The worst one is 城, the "gi" in Miyagi 宮城. I freaking hate this kanji and have never drawn it well. I have tried to memorize it SO MANY TIMES and still I stumble through.
In the bank, I pulled out my Gaijin card and started copying our address, a home just two blocks from the bank's location. We give that form to the woman and receive two more on account of my being American. Now, unlike ten years ago when I last opened an account, Americans living abroad are required to allow their banks to share data with the US government so that the government can excise more tax if our holdings are beyond the 50,000 dollar mark. This had gummed up the works for many expat retirees and those working toward that end, but is unlikely to be of a concern to me for some time. My biggest issue was that the form demanded a Tax ID that I had to google. If you're in this position and you're an American citizen, you can use your social security number.
Then came a form telling me in English that before I leave the country I had better shut down this bank account or I would be in trouble. I didn't laugh, but I wanted to. My name is already on my husband's family grave stone. I'm not going anywhere. When I leave Japan for good, my next of kin is the most likely person to be shutting down this account.
We turned in the forms and I was told that, since the name on my Gaijin card does not contain kanji, my bank card also could not so I had to rewrite the whole form, which I did and signed where it said "signature" which turned out to be another mistake. Despite my having a hanko stamp, they wanted my "signature" but by that word apparently they meant "mechanically print your name exactly as it appears on your ID" which to me says little for security. Anyone can print a name on a form, assuming they can write in print. My 5-year-old could do this for me.
That said, I know they don't always get "signature" but then why use that word on the form in English at all, since it is obviously not what they mean by any stretch of the imagination. They mean "signature stamp or print your name in block letters" but who would go through the trouble of being accurate?
So I started printing and got the forms back again, because my writing of was still utterly failing to convince them of my whereabouts. All this time, from form to form to form, my husband was getting more aggressively frustrated, and I was was feeling a mix of that, shame, and anxiety over not being able to perform perfectly. What kind of a woman can't perfectly reproduce the kanji of the prefecture where she has been living for nearly a decade?
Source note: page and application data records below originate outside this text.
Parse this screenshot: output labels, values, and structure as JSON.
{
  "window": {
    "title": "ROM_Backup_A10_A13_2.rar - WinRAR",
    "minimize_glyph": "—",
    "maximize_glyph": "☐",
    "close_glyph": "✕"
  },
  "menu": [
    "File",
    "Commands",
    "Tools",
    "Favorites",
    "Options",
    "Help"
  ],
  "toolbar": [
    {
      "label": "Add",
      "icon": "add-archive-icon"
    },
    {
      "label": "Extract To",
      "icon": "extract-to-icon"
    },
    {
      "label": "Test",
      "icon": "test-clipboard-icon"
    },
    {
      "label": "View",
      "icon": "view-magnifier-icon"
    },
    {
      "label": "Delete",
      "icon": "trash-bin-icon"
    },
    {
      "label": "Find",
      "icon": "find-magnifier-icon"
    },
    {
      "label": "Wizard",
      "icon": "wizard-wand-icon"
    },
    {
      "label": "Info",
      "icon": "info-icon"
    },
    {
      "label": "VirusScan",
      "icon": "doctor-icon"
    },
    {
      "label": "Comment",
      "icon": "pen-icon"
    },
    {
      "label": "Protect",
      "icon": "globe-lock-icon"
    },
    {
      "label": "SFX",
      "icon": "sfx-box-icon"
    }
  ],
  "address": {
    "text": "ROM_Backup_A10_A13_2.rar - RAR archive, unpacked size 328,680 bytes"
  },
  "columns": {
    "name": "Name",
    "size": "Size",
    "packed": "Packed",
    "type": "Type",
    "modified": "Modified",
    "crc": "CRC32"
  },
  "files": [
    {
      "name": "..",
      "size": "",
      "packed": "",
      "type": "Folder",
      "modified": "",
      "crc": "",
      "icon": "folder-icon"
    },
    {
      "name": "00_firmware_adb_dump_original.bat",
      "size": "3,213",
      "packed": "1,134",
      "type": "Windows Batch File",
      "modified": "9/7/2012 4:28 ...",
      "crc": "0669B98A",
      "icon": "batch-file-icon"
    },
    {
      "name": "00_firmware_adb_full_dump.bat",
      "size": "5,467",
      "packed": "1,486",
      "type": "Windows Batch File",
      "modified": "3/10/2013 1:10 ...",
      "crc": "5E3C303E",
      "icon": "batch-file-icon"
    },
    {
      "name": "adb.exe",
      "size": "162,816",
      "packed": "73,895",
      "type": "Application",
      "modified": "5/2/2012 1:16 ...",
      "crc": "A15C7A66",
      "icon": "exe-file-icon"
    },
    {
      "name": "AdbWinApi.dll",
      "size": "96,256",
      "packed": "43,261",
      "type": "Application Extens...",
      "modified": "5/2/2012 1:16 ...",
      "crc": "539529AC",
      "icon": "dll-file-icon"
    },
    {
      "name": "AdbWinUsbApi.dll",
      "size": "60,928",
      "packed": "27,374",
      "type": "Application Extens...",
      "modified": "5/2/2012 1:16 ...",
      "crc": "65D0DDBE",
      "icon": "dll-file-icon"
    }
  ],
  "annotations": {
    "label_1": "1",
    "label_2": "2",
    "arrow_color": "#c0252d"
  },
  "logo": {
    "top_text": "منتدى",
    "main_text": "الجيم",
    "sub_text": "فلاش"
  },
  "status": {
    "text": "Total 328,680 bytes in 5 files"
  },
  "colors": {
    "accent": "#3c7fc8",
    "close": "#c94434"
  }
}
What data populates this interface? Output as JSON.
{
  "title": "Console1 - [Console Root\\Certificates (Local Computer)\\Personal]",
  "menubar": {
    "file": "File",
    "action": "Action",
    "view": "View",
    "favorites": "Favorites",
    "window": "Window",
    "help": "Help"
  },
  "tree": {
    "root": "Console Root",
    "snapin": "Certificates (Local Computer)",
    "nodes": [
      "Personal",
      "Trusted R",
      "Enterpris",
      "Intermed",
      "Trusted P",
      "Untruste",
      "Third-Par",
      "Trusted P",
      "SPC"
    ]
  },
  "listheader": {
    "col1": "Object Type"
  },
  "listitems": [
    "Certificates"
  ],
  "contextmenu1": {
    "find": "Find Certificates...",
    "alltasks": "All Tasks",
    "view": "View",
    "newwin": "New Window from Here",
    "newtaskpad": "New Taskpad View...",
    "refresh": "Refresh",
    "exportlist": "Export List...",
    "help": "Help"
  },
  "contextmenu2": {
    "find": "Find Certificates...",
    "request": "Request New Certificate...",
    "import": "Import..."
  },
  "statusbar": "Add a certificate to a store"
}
Me. That's who. I write novels. I keep my English up. I keep my family's English ability up and that all comes at the cost of my Japanese.
After getting so flustered as to not be able to even write the name of our city correctly, I sat down with my husband and explained that his outbursts of anger were only making me panic more, which was only making this process harder. He got the drift pretty quickly and started trying to keep himself calm as we went back to the desk to ask for yet another copy of the form, at which point the teller allowed my husband to fill in the remainder of the things I had already messed up too many times to count.
So when you start a bank account, it pays to have an address you can write easily and a hanko stamp. Whatever you do, do not actually sign a form in cursive.
A working mom/writer/teacher, Jessica explores her surroundings in Miyagi-ken and Tohoku, enjoying the fun, quirky, and family friendly options the area has to offer.